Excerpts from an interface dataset
[Start of section]
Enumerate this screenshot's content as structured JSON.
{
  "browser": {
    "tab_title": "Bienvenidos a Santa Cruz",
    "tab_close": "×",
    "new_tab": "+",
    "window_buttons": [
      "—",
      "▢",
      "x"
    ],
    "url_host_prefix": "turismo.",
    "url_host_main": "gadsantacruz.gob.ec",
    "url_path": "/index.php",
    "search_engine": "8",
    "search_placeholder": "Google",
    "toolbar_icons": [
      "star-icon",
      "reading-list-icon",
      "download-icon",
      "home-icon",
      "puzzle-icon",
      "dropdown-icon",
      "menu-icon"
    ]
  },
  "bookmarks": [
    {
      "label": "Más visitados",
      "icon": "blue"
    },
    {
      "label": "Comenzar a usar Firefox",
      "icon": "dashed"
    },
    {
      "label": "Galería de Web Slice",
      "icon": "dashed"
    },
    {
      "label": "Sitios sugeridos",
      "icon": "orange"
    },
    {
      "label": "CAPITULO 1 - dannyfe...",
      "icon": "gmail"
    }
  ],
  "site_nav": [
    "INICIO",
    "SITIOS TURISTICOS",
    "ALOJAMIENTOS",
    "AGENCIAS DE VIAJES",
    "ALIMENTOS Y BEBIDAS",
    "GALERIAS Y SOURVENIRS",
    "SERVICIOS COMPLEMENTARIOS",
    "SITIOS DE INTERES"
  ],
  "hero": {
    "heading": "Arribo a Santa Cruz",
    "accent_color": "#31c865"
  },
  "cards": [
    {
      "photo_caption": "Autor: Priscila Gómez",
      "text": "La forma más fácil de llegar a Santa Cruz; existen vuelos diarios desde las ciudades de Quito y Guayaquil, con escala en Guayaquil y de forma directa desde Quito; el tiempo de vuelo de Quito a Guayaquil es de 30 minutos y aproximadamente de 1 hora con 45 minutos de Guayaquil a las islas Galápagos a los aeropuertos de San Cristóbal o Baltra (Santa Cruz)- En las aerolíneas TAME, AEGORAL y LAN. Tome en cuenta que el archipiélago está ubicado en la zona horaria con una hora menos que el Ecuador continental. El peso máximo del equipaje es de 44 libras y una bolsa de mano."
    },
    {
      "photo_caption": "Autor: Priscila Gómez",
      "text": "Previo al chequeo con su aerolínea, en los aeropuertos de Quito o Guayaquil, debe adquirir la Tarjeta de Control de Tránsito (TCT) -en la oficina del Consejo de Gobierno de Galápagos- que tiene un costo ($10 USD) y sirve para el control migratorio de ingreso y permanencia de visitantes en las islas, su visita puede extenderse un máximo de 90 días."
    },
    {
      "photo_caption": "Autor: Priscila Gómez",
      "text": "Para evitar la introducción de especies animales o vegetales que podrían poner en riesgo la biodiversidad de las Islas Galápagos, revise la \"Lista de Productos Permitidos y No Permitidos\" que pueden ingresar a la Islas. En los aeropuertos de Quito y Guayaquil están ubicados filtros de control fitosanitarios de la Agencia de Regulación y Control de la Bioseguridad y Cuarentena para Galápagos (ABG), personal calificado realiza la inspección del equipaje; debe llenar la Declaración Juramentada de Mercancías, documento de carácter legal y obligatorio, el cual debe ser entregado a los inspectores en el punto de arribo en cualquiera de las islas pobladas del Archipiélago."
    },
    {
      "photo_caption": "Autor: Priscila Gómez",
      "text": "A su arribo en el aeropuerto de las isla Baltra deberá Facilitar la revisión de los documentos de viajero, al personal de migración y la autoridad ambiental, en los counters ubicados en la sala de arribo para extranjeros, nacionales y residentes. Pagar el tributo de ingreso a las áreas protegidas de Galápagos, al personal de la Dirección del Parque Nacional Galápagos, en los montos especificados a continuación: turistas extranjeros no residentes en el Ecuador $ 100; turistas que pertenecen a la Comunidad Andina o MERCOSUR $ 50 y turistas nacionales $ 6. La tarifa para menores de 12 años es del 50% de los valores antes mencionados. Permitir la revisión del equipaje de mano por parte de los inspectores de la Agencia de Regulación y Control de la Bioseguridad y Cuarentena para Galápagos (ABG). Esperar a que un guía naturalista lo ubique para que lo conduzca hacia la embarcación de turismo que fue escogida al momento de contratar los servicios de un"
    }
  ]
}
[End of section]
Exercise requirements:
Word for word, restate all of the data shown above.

Task result:
Enumerate this screenshot's content as structured JSON.
{
  "browser": {
    "tab_title": "Bienvenidos a Santa Cruz",
    "tab_close": "×",
    "new_tab": "+",
    "window_buttons": [
      "—",
      "▢",
      "x"
    ],
    "url_host_prefix": "turismo.",
    "url_host_main": "gadsantacruz.gob.ec",
    "url_path": "/index.php",
    "search_engine": "8",
    "search_placeholder": "Google",
    "toolbar_icons": [
      "star-icon",
      "reading-list-icon",
      "download-icon",
      "home-icon",
      "puzzle-icon",
      "dropdown-icon",
      "menu-icon"
    ]
  },
  "bookmarks": [
    {
      "label": "Más visitados",
      "icon": "blue"
    },
    {
      "label": "Comenzar a usar Firefox",
      "icon": "dashed"
    },
    {
      "label": "Galería de Web Slice",
      "icon": "dashed"
    },
    {
      "label": "Sitios sugeridos",
      "icon": "orange"
    },
    {
      "label": "CAPITULO 1 - dannyfe...",
      "icon": "gmail"
    }
  ],
  "site_nav": [
    "INICIO",
    "SITIOS TURISTICOS",
    "ALOJAMIENTOS",
    "AGENCIAS DE VIAJES",
    "ALIMENTOS Y BEBIDAS",
    "GALERIAS Y SOURVENIRS",
    "SERVICIOS COMPLEMENTARIOS",
    "SITIOS DE INTERES"
  ],
  "hero": {
    "heading": "Arribo a Santa Cruz",
    "accent_color": "#31c865"
  },
  "cards": [
    {
      "photo_caption": "Autor: Priscila Gómez",
      "text": "La forma más fácil de llegar a Santa Cruz; existen vuelos diarios desde las ciudades de Quito y Guayaquil, con escala en Guayaquil y de forma directa desde Quito; el tiempo de vuelo de Quito a Guayaquil es de 30 minutos y aproximadamente de 1 hora con 45 minutos de Guayaquil a las islas Galápagos a los aeropuertos de San Cristóbal o Baltra (Santa Cruz)- En las aerolíneas TAME, AEGORAL y LAN. Tome en cuenta que el archipiélago está ubicado en la zona horaria con una hora menos que el Ecuador continental. El peso máximo del equipaje es de 44 libras y una bolsa de mano."
    },
    {
      "photo_caption": "Autor: Priscila Gómez",
      "text": "Previo al chequeo con su aerolínea, en los aeropuertos de Quito o Guayaquil, debe adquirir la Tarjeta de Control de Tránsito (TCT) -en la oficina del Consejo de Gobierno de Galápagos- que tiene un costo ($10 USD) y sirve para el control migratorio de ingreso y permanencia de visitantes en las islas, su visita puede extenderse un máximo de 90 días."
    },
    {
      "photo_caption": "Autor: Priscila Gómez",
      "text": "Para evitar la introducción de especies animales o vegetales que podrían poner en riesgo la biodiversidad de las Islas Galápagos, revise la \"Lista de Productos Permitidos y No Permitidos\" que pueden ingresar a la Islas. En los aeropuertos de Quito y Guayaquil están ubicados filtros de control fitosanitarios de la Agencia de Regulación y Control de la Bioseguridad y Cuarentena para Galápagos (ABG), personal calificado realiza la inspección del equipaje; debe llenar la Declaración Juramentada de Mercancías, documento de carácter legal y obligatorio, el cual debe ser entregado a los inspectores en el punto de arribo en cualquiera de las islas pobladas del Archipiélago."
    },
    {
      "photo_caption": "Autor: Priscila Gómez",
      "text": "A su arribo en el aeropuerto de las isla Baltra deberá Facilitar la revisión de los documentos de viajero, al personal de migración y la autoridad ambiental, en los counters ubicados en la sala de arribo para extranjeros, nacionales y residentes. Pagar el tributo de ingreso a las áreas protegidas de Galápagos, al personal de la Dirección del Parque Nacional Galápagos, en los montos especificados a continuación: turistas extranjeros no residentes en el Ecuador $ 100; turistas que pertenecen a la Comunidad Andina o MERCOSUR $ 50 y turistas nacionales $ 6. La tarifa para menores de 12 años es del 50% de los valores antes mencionados. Permitir la revisión del equipaje de mano por parte de los inspectores de la Agencia de Regulación y Control de la Bioseguridad y Cuarentena para Galápagos (ABG). Esperar a que un guía naturalista lo ubique para que lo conduzca hacia la embarcación de turismo que fue escogida al momento de contratar los servicios de un"
    }
  ]
}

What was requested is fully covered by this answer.